[Opening Recorded information section]
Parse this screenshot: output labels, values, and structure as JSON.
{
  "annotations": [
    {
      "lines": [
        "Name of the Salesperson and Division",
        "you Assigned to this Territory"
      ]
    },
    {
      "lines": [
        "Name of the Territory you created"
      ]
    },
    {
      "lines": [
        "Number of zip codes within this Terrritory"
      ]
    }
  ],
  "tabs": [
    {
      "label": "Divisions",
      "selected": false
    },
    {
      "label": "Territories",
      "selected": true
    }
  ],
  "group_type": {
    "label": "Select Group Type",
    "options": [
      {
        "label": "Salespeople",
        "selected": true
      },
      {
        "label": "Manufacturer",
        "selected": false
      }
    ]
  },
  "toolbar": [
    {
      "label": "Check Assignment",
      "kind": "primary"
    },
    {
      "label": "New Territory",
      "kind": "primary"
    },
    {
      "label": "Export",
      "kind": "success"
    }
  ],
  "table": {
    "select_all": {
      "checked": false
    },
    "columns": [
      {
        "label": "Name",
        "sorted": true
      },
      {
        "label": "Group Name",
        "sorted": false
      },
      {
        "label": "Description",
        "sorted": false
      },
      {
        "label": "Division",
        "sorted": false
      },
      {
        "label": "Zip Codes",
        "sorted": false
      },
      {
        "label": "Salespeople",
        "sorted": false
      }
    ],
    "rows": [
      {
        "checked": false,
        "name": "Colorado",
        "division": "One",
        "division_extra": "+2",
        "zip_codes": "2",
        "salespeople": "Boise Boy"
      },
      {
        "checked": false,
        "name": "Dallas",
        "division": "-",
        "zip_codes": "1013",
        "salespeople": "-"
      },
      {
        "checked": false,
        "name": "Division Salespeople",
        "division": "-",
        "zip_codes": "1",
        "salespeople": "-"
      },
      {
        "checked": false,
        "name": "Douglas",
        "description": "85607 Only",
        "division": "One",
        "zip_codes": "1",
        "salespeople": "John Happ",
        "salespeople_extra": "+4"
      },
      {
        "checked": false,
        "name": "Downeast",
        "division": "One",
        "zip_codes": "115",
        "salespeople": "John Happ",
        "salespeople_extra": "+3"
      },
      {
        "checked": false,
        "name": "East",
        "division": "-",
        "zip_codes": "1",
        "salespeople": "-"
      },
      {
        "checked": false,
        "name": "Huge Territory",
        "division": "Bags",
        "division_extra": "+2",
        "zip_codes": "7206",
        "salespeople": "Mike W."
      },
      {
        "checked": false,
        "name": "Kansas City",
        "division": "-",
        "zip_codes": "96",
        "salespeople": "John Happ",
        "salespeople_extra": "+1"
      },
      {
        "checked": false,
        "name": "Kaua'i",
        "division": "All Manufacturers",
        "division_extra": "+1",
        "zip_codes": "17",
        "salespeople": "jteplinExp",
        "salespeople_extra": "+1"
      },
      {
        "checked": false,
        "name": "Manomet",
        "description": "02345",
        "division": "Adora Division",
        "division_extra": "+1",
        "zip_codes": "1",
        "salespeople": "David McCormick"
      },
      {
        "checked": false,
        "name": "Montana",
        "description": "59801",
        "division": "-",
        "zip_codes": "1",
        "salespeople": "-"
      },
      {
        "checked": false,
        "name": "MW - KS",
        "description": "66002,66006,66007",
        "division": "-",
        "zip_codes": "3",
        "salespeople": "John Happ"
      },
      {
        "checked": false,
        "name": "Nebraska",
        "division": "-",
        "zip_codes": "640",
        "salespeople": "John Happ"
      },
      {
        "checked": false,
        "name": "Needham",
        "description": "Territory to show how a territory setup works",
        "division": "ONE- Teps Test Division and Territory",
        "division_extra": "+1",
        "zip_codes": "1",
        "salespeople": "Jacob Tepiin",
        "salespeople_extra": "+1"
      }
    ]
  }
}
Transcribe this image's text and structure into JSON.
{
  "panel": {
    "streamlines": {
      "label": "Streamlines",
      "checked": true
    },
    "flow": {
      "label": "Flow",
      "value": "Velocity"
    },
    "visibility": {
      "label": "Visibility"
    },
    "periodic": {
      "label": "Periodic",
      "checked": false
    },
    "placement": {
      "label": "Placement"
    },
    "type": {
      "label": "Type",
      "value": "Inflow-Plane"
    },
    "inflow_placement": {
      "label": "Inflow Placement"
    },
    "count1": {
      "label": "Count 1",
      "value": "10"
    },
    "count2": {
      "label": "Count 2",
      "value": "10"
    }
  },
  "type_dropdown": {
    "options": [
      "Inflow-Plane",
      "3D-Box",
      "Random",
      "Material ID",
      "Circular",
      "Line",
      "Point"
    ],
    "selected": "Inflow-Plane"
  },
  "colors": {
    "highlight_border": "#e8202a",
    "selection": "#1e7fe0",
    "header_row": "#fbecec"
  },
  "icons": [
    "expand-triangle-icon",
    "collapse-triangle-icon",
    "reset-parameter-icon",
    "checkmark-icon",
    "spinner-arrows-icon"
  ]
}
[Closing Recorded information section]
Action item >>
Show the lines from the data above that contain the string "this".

Result >>
Parse this screenshot: output labels, values, and structure as JSON.
        "you Assigned to this Territory"
        "Number of zip codes within this Terrritory"
Transcribe this image's text and structure into JSON.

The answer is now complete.